The extraordinary animal that changed our lives was still a wobbly, half-blind, eight-day-old cub when we encountered her with her mother in Botswana's Okavango Delta in 2003. We'd been working for many years with big cats in Africa and had developed broad-stroke conservation ideas. But when we met this baby leopard we called Legadema (Setswana for "light from the sky") and followed her for nearly five years, she taught us something fundamental about all big cats: While we go about conservation, we often forget that beyond the alarming numbers, there are individuals with personalities and intricate lives. As their numbers decline, conservation becomes more about saving these individual animals.

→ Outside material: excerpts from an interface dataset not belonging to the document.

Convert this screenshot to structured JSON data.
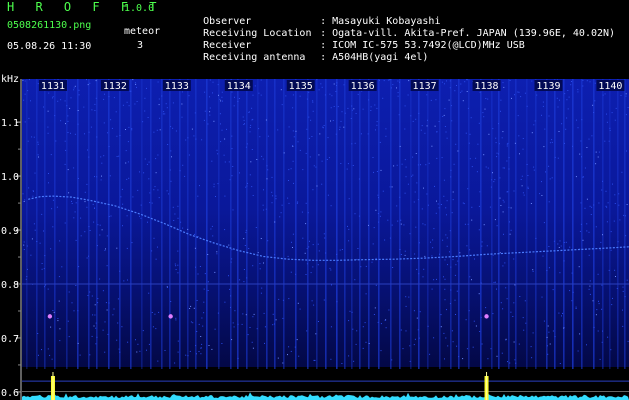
{
  "app": {
    "title": "H R O F F T",
    "version": "1.0.0",
    "filename": "0508261130.png",
    "datetime": "05.08.26 11:30",
    "meteor_label": "meteor",
    "meteor_count": "3"
  },
  "info": [
    {
      "key": "Observer",
      "value": "Masayuki Kobayashi"
    },
    {
      "key": "Receiving Location",
      "value": "Ogata-vill. Akita-Pref. JAPAN (139.96E, 40.02N)"
    },
    {
      "key": "Receiver",
      "value": "ICOM IC-575 53.7492(@LCD)MHz USB"
    },
    {
      "key": "Receiving antenna",
      "value": "A504HB(yagi 4el)"
    }
  ],
  "colors": {
    "background": "#000000",
    "spectrogram": "#0a1a9e",
    "green_text": "#4dff4d",
    "signal": "#ffff33",
    "noise_trace": "#33ddff"
  },
  "chart_data": {
    "type": "heatmap",
    "ylabel": "kHz",
    "y_ticks": [
      "1.1",
      "1.0",
      "0.9",
      "0.8",
      "0.7",
      "0.6"
    ],
    "x_ticks": [
      "1131",
      "1132",
      "1133",
      "1134",
      "1135",
      "1136",
      "1137",
      "1138",
      "1139",
      "1140"
    ],
    "xlim": [
      1130.5,
      1140.3
    ],
    "ylim": [
      0.585,
      1.18
    ],
    "trace": {
      "x": [
        1130.6,
        1130.8,
        1131.0,
        1131.3,
        1131.6,
        1132.0,
        1132.4,
        1132.8,
        1133.2,
        1133.6,
        1134.0,
        1134.4,
        1134.8,
        1135.2,
        1135.6,
        1136.0,
        1136.5,
        1137.0,
        1137.5,
        1138.0,
        1138.5,
        1139.0,
        1139.5,
        1140.0,
        1140.3
      ],
      "y": [
        0.957,
        0.962,
        0.963,
        0.961,
        0.955,
        0.945,
        0.93,
        0.912,
        0.892,
        0.876,
        0.862,
        0.851,
        0.846,
        0.844,
        0.844,
        0.845,
        0.846,
        0.848,
        0.851,
        0.855,
        0.858,
        0.861,
        0.864,
        0.867,
        0.869
      ]
    },
    "meteors": [
      {
        "x": 1130.95,
        "y": 0.74
      },
      {
        "x": 1138.0,
        "y": 0.74
      },
      {
        "x": 1132.9,
        "y": 0.74
      }
    ],
    "bottom_signals": [
      1131.0,
      1138.0
    ]
  }
}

Legadema grew up to be magnificent. She's seven now, and thriving. She's become mother to at least two litters. We still visit her from time to time. But in the years that we've known her, other leopards have been less fortunate. The Convention on International Trade in Endangered Species (CITES) has set quotas that permit the export of up to 2,653 leopard trophies a year. Poaching and the trade for skins used in rituals and ceremonies take a toll as well. Although precise numbers are difficult to pin down, our research indicates a drop in the number of leopards left in the wild.